◆ Work task:
Identify, in the records below, every line where the string "JSON" appears, and copy each such line.

□ □ □ □

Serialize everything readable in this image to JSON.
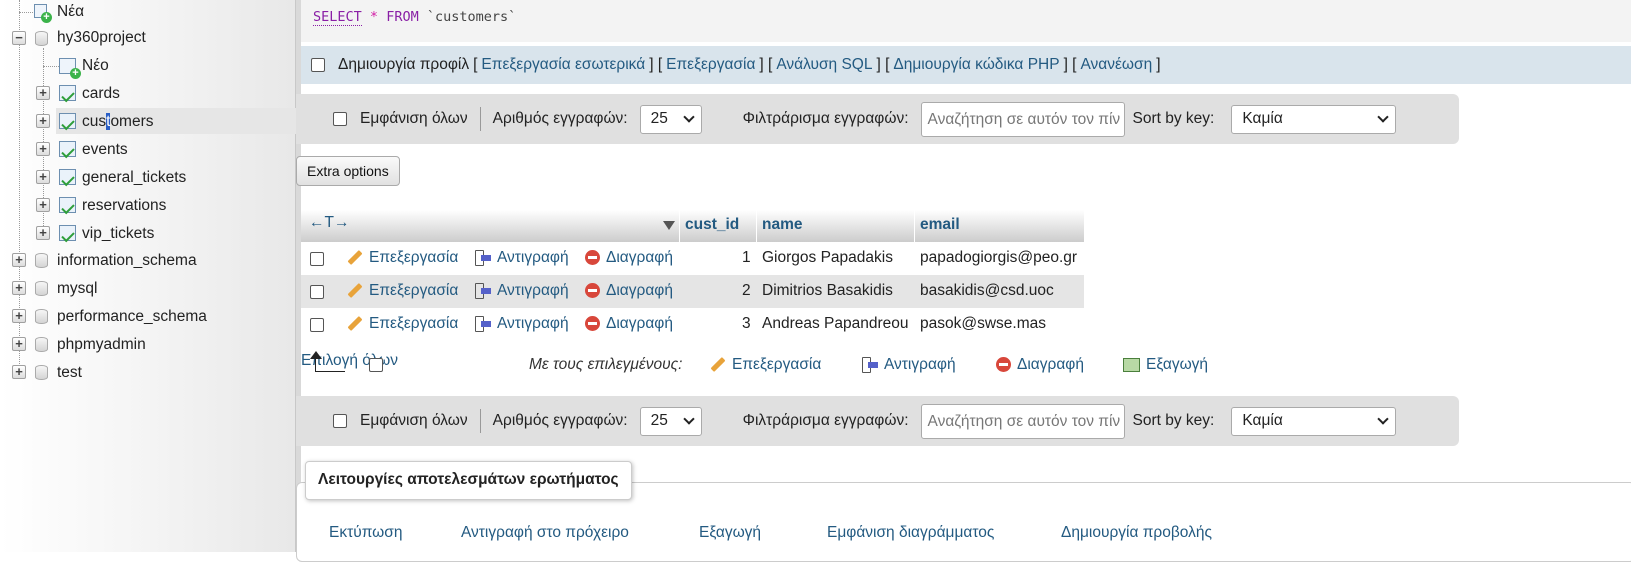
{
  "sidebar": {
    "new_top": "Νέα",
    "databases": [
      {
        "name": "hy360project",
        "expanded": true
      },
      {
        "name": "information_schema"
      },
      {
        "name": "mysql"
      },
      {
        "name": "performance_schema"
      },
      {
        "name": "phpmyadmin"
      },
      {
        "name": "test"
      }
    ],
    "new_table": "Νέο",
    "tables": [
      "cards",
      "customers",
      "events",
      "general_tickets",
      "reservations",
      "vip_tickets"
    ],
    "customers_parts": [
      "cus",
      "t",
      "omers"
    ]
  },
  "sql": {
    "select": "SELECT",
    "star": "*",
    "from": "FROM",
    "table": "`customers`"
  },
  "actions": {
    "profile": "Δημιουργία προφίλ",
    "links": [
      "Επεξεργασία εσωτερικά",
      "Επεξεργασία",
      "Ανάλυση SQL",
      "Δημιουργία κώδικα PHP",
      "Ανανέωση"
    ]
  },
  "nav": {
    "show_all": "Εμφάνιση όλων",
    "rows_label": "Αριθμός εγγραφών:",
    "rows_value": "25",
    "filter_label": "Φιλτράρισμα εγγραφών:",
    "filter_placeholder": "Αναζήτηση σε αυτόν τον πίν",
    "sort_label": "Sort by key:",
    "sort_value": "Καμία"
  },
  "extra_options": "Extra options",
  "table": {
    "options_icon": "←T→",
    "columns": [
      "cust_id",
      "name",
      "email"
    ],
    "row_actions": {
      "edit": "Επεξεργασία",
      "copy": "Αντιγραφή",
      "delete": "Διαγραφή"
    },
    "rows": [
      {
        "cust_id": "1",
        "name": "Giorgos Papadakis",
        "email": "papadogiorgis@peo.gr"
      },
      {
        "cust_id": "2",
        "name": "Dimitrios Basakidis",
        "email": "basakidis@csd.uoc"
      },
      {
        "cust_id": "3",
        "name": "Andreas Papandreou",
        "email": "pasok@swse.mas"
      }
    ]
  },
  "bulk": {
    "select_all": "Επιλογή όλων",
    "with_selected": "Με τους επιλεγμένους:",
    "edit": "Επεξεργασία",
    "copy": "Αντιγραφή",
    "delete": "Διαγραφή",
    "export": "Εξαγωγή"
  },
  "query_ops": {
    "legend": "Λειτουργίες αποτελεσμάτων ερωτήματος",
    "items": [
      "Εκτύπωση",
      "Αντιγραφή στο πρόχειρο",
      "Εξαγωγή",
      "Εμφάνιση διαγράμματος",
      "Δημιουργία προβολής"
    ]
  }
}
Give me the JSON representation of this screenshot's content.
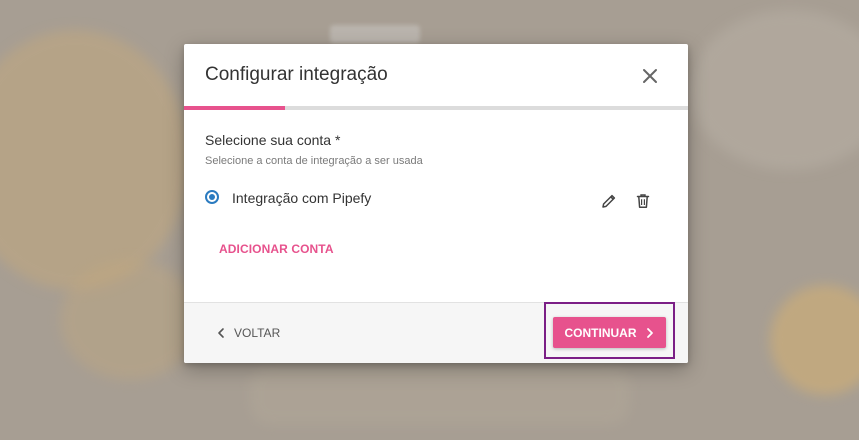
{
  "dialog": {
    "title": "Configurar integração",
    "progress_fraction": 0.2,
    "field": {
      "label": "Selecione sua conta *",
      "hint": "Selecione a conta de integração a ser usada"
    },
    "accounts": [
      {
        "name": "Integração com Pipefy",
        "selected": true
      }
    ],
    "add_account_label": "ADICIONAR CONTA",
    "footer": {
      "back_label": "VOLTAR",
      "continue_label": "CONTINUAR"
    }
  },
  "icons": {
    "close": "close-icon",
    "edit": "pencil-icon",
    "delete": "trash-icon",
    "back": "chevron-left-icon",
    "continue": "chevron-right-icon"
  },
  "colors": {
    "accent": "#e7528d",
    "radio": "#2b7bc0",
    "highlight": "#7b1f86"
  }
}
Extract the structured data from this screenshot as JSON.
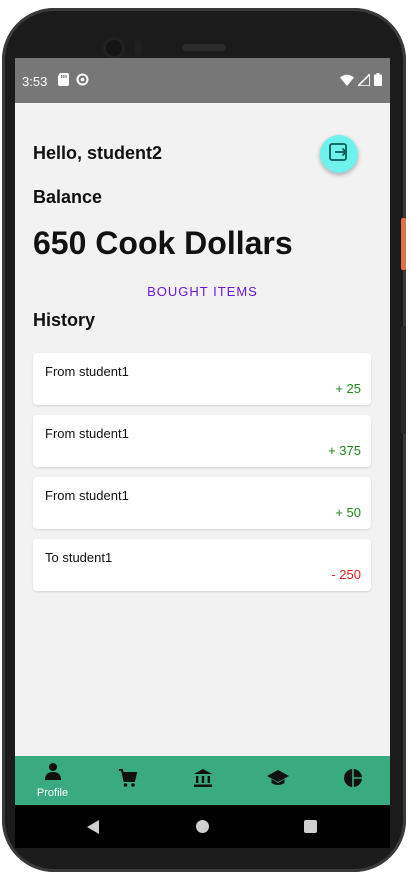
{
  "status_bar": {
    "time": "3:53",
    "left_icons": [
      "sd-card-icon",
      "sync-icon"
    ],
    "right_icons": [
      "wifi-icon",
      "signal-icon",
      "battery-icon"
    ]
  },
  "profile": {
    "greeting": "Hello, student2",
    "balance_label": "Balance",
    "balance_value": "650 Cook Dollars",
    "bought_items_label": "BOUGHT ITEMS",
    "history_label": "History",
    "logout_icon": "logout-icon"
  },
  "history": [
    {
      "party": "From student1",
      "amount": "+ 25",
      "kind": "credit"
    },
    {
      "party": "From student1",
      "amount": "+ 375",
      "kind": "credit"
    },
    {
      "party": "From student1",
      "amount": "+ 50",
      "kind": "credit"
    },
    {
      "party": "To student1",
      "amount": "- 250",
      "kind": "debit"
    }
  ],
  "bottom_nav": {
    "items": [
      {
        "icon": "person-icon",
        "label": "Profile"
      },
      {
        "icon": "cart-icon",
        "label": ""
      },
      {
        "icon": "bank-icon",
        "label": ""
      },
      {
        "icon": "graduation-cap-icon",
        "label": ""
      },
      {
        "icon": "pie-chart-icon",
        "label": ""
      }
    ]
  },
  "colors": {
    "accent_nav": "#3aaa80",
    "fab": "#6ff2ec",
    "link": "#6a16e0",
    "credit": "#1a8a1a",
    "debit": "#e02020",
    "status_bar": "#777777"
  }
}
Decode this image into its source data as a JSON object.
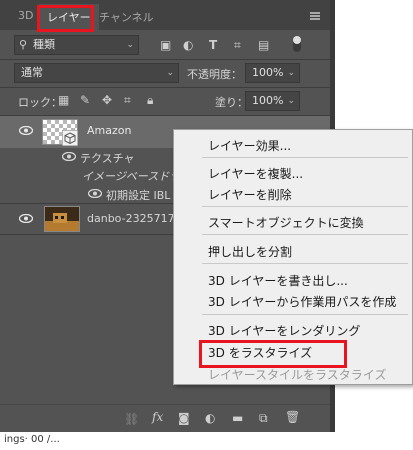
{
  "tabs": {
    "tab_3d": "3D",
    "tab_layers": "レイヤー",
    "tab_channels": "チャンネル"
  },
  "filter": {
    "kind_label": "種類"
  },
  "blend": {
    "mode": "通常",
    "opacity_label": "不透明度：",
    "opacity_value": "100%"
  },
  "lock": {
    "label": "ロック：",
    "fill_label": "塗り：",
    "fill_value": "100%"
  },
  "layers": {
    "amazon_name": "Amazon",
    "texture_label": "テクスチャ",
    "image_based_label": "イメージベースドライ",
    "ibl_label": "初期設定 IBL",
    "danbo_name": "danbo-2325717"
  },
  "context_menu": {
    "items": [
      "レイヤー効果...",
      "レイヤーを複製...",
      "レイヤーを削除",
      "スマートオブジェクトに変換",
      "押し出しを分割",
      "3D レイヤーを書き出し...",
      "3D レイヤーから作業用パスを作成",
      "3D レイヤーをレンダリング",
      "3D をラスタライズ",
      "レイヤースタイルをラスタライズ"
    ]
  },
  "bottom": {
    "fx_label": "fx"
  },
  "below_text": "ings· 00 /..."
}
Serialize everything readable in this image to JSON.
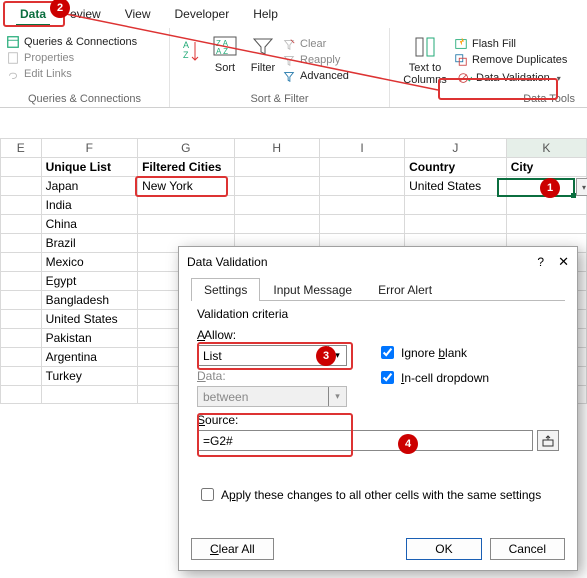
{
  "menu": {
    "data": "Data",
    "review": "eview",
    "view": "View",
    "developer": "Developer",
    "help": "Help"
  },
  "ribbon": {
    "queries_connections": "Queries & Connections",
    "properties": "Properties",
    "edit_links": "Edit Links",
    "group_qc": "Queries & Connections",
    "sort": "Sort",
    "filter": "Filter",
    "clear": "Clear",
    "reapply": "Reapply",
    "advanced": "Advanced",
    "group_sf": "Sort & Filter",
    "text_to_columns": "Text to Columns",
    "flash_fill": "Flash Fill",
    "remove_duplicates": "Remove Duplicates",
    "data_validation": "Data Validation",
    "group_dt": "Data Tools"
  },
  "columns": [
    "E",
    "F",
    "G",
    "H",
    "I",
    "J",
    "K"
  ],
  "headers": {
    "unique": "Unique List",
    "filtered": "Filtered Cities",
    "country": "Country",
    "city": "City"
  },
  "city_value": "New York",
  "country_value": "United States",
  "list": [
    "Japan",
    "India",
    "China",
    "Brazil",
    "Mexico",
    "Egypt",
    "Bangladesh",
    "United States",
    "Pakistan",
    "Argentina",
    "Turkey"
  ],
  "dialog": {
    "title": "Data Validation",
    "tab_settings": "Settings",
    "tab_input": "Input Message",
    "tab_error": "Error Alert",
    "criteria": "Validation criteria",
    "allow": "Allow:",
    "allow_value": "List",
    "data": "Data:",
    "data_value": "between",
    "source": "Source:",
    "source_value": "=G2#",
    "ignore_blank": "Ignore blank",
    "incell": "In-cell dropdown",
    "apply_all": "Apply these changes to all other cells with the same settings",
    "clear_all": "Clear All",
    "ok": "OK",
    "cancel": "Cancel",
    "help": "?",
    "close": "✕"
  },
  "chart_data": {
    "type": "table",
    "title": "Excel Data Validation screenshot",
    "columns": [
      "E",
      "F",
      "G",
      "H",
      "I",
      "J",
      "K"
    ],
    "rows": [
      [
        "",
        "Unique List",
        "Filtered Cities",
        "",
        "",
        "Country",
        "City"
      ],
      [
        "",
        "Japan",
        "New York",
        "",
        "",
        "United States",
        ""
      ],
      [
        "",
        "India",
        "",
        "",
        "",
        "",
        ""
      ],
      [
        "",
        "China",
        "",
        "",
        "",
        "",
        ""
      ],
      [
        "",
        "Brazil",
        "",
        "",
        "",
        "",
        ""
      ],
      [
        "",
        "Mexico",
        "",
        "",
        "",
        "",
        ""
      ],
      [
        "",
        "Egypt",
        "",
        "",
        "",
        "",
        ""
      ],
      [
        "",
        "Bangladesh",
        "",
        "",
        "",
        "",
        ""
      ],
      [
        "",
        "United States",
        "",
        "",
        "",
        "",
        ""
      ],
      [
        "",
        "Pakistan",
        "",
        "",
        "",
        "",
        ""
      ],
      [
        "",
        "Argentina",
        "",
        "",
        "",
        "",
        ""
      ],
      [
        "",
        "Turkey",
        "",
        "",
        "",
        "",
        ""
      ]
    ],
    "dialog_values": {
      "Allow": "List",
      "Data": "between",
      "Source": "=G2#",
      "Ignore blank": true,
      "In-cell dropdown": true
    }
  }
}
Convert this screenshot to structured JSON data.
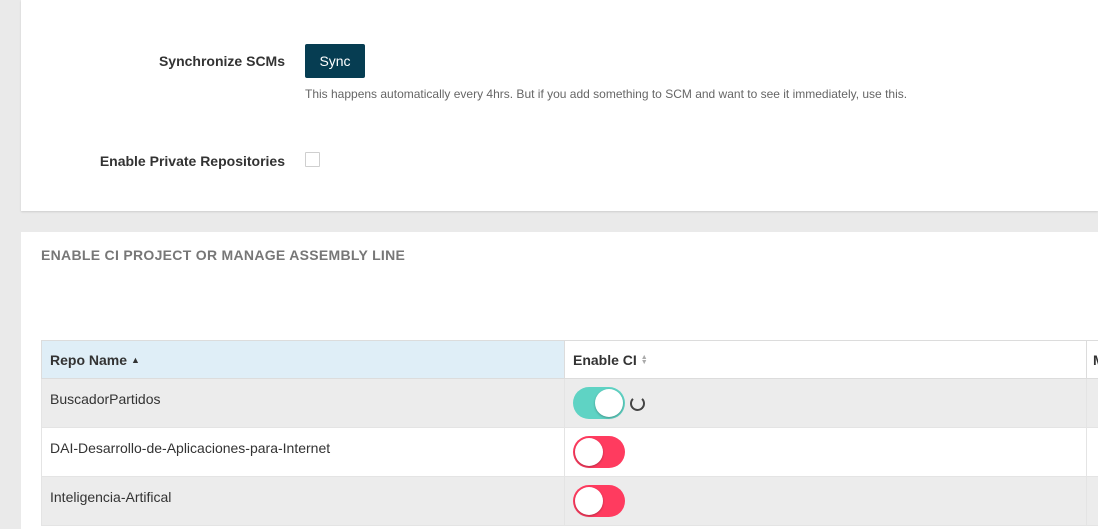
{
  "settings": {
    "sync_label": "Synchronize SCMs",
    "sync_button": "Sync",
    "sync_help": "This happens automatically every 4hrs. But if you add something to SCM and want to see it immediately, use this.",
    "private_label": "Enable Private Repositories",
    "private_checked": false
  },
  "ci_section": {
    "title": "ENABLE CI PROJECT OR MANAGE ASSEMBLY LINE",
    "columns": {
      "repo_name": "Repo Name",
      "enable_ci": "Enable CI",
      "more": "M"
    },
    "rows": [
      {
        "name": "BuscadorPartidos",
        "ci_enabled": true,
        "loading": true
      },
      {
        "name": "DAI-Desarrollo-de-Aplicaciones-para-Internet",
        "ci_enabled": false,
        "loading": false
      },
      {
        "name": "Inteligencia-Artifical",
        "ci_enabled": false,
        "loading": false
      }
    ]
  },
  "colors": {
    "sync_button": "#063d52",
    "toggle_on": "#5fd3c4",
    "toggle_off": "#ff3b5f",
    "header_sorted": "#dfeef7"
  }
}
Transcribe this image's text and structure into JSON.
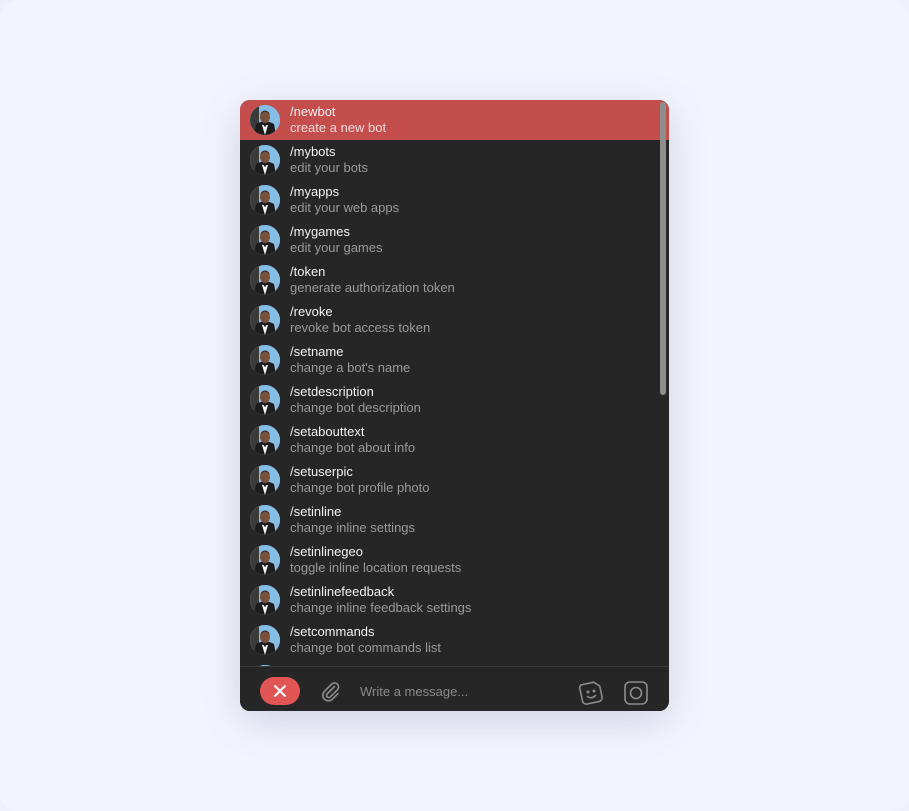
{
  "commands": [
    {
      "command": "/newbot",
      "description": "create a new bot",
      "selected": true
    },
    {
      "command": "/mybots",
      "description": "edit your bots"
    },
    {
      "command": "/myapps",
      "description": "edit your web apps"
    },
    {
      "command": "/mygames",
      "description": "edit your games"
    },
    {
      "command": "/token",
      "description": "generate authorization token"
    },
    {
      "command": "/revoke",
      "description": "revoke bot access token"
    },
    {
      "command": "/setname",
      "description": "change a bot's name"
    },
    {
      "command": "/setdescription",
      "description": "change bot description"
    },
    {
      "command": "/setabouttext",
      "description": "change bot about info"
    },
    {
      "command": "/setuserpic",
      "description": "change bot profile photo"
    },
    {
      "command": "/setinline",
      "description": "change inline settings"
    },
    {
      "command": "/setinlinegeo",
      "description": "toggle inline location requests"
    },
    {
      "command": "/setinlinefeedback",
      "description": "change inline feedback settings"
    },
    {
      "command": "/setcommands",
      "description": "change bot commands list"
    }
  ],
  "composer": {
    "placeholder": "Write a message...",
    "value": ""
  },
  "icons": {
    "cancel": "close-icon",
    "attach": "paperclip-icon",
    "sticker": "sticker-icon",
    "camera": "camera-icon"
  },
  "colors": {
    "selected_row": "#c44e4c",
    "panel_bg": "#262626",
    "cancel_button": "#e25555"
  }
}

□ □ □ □

◆ Reply to the task:
Serialize everything readable in this image to JSON.
Give me the JSON representation of this screenshot's content.
Extract the structured data from this screenshot as JSON.
Decode this image into its source data as a JSON object.
Serialize everything readable in this image to JSON.
Convert this screenshot to structured JSON data.
Transcribe this image's text and structure into JSON.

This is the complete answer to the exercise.